Torogoz, guardabarranco, pájaro reloj, momoto cejiceleste, far-less flattering pájaro bobo
The Turquoise-browed motmot is a colorful, medium-sized bird of the motmot family. It has a mostly grey-blue body with a rufous back and belly. There is a bright blue strip above the eye and a blue-bordered black patch on the throat. The flight feathers and upper side of the tail are blue. The tips of the tail feathers are shaped like rackets and the bare feather shafts are longer than in other motmots. Although it is often said that motmots pluck the barbs off their tail to create the racketed shape, this is not true; the barbs are weakly attached and fall off due to abrasion with substrates and with routine preening.
Turquoise-browed motmots are found in Central America from south-east Mexico (mostly the Yucatán Peninsula), to Costa Rica. These birds live in fairly open habitats such as forest edge, gallery forest and scrubland.
Turquoise-browed motmots are non-migratory birds that are active during the day. They are more conspicuous than other motmots, often perching in the open on wires and fences. From these perches, they scan for prey, such as insects and small reptiles. Turquoise-browed motmots are social birds; they live in pairs or in small groups but nest in big colonies. They are generally quiet but during the breeding season, these birds become very vocal. Their common call is nasal, croaking, and far-carrying.

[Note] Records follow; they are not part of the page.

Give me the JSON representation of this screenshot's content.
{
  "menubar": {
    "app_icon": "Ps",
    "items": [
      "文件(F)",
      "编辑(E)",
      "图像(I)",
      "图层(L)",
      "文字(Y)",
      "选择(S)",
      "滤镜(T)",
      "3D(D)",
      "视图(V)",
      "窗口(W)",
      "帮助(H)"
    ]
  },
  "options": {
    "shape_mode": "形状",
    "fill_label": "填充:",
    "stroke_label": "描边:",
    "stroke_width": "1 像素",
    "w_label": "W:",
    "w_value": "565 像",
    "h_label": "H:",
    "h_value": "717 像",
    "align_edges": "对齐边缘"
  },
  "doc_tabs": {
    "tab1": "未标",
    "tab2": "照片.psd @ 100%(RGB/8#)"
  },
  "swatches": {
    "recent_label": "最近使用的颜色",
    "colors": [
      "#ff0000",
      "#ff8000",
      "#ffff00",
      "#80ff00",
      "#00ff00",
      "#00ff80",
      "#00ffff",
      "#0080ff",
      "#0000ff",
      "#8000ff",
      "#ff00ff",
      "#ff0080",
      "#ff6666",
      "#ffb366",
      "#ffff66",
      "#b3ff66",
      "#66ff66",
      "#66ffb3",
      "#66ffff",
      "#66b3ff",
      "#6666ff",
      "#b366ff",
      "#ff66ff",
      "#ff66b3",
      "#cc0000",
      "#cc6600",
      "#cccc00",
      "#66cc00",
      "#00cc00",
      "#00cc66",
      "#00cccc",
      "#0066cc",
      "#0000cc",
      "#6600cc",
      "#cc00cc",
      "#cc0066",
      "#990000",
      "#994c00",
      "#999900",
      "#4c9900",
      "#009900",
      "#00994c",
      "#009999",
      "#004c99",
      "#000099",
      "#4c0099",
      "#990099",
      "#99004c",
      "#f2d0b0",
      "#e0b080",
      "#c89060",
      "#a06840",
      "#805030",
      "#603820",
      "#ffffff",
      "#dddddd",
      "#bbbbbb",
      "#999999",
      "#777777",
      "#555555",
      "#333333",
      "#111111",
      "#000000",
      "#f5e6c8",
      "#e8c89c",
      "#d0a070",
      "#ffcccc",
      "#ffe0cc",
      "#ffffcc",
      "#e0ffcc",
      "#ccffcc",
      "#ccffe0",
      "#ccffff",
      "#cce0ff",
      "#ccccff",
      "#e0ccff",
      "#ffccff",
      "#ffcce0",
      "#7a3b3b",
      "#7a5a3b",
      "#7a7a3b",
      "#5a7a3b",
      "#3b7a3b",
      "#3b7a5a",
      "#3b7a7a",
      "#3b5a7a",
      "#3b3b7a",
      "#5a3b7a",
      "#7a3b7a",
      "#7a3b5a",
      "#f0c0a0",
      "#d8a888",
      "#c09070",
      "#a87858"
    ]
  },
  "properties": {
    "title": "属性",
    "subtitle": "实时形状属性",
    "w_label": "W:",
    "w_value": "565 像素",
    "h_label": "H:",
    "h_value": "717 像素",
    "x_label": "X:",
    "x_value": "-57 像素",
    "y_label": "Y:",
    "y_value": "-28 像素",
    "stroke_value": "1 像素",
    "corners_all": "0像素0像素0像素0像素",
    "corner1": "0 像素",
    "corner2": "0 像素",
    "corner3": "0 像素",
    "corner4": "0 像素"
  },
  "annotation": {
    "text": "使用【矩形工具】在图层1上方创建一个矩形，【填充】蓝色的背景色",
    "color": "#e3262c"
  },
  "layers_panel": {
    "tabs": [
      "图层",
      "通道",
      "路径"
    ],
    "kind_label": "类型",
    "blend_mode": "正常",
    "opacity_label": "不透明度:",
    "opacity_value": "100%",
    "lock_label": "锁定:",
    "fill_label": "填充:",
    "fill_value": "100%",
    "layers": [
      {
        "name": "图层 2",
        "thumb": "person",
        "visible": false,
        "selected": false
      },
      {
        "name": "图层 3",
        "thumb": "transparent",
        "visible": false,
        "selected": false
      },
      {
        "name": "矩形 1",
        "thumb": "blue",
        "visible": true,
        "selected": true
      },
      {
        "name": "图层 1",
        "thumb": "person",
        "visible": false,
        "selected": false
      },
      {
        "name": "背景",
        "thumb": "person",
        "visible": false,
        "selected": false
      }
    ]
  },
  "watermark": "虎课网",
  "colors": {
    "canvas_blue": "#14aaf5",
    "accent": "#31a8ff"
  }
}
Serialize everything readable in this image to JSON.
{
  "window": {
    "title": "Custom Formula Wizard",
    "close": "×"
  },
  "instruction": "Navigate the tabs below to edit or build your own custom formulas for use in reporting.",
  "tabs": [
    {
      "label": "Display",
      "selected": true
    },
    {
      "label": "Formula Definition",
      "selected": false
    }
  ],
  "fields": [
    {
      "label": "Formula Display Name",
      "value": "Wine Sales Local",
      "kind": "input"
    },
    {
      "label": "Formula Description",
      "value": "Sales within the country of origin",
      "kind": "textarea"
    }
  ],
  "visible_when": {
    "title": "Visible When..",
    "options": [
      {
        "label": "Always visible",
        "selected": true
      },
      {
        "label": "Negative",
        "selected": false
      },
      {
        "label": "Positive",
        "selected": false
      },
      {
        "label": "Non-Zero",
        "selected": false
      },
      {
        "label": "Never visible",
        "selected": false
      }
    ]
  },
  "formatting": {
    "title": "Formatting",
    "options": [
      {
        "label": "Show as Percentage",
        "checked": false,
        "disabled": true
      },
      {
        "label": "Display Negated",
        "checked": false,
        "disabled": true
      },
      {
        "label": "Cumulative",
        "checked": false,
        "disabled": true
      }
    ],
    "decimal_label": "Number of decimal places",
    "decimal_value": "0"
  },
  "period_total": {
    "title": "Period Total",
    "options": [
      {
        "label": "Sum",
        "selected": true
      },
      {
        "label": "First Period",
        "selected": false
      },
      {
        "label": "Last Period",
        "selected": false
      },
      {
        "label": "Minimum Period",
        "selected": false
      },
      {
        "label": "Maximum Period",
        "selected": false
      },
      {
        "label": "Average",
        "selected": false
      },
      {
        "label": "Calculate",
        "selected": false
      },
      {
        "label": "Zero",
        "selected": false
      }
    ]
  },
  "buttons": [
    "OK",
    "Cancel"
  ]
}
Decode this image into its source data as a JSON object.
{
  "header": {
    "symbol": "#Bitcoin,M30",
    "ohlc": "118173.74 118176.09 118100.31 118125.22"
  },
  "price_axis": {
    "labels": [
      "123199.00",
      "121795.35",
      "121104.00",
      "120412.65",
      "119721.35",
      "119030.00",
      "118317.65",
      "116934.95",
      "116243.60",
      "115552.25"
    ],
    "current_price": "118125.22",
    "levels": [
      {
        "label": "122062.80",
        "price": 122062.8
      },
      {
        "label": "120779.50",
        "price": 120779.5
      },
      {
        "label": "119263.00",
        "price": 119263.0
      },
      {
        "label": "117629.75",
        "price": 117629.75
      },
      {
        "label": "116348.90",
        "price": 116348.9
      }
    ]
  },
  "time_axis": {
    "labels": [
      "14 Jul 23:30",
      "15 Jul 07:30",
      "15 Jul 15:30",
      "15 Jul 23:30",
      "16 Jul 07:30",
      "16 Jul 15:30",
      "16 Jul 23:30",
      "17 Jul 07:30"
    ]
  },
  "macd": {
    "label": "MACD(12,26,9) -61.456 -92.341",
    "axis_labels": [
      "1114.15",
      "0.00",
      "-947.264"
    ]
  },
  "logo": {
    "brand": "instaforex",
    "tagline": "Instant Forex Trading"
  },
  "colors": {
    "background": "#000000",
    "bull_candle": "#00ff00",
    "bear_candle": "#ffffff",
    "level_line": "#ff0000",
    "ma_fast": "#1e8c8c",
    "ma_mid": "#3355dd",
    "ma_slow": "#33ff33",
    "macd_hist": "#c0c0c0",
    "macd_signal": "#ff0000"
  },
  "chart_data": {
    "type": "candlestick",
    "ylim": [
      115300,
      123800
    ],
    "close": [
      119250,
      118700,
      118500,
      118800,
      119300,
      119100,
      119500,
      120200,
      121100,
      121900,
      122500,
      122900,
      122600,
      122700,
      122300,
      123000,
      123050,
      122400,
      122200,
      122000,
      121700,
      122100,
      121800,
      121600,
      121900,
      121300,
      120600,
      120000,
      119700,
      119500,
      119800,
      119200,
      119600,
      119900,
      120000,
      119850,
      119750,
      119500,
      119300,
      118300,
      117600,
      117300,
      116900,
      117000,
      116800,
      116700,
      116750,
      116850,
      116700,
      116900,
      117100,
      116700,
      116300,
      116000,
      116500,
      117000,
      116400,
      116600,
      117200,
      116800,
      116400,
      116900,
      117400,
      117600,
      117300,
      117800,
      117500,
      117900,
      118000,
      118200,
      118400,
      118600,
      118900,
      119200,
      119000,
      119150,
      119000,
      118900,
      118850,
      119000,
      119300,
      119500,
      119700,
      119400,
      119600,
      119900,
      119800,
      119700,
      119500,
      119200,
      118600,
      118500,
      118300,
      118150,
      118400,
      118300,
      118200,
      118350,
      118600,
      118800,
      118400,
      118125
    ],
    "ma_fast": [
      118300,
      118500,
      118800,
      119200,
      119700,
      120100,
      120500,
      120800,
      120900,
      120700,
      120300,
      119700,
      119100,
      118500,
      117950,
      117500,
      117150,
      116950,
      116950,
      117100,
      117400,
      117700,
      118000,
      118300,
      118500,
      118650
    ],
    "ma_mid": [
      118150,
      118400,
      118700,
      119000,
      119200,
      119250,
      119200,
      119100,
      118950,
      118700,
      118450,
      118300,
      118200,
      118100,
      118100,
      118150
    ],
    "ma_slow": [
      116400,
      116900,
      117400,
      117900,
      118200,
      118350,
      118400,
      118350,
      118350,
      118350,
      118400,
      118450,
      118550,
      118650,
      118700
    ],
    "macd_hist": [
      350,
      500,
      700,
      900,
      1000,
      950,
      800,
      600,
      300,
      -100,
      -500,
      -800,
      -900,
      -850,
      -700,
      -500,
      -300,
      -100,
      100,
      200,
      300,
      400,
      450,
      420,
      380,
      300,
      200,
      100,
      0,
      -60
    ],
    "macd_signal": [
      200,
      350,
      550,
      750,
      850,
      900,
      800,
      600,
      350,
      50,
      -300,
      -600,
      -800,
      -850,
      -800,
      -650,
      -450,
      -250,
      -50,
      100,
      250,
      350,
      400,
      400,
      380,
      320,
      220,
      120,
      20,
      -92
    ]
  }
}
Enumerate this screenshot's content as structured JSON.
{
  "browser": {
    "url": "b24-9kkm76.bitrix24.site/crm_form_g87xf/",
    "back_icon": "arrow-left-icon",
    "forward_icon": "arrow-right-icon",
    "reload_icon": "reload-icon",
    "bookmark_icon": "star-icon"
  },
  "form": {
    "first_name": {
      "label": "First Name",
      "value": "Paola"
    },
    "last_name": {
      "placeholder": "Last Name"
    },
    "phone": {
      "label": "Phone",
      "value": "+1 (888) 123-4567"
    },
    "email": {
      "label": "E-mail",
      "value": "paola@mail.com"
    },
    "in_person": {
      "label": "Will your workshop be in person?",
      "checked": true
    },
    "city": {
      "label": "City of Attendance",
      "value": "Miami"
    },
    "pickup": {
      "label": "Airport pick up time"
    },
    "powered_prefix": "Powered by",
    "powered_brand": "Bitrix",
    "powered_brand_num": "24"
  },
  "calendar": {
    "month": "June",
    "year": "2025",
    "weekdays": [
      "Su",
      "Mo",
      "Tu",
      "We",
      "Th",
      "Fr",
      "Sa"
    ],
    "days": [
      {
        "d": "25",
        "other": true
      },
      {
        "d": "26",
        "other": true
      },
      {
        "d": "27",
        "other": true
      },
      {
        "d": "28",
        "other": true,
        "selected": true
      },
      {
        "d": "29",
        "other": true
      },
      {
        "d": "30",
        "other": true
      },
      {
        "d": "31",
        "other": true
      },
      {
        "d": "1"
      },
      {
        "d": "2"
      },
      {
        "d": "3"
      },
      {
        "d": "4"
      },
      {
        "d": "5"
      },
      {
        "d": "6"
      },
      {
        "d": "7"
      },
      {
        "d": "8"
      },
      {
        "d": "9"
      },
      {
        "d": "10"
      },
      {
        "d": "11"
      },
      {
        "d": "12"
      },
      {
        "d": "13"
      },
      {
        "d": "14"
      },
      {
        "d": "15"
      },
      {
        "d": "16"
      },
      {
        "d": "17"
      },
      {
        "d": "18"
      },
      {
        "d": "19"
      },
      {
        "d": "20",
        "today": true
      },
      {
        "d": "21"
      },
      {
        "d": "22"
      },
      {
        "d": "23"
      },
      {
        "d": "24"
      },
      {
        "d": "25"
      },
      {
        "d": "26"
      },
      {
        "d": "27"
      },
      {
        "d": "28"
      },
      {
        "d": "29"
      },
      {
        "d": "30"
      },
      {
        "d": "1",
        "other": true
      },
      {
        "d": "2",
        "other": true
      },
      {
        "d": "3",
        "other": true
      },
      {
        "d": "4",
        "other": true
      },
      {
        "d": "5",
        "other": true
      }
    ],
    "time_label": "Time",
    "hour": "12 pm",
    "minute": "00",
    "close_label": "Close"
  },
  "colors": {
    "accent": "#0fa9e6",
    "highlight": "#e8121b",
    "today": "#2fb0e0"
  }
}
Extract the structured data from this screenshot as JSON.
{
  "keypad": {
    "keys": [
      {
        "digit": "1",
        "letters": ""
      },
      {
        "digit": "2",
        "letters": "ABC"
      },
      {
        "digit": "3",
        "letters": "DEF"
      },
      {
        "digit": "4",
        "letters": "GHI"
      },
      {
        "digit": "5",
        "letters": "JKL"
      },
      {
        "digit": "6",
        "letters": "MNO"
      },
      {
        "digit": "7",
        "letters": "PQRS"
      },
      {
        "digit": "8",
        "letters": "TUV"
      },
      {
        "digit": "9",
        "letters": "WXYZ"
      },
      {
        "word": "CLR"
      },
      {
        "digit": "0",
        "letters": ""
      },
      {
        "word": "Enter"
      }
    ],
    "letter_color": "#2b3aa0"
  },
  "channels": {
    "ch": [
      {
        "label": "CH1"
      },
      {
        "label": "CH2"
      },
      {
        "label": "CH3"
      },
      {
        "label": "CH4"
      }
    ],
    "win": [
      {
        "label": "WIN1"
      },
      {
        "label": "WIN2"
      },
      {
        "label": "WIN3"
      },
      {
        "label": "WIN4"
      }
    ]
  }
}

Turquoise-browed motmots are monogamous and form pair bonds that may last for several years. Their mating season usually begins in March. These birds nest in burrows which they excavate in an earth bank or sometimes in a quarry or fresh-water well. Breeding pairs nest close together and both the male and female take part in excavating their burrow. The burrow itself is a long tunnel that widens into a chamber with the nest. The female lays 3 to 6 white eggs and can produce two broods per season. The incubation period is around 3 weeks shared by both parents. The chicks are altricial; they are born blind with pink skin and completely helpless. The chicks remain in the burrow until they fledge and learn how to fly which usually occurs at the age of 1 month.
Turquoise-browed motmots are common and not considered threatened. However, declines in their populations are possible due to ongoing habitat destruction and fragmentation.
According to the IUCN Red List, the total Turquoise-browed motmot population size is approximately 50,000-499,999 individuals. Currently, this species is classified as Least Concern (LC) on the IUCN Red List and its numbers today are stable.
Turquoise-browed motmots play an important role in their ecosystem. These birds control populations of insects and also help to disperse seeds of fruits. They also provide nesting sites for some burrow-living bird species such rough-winged swallows which often use motmots' tunnels for laying eggs.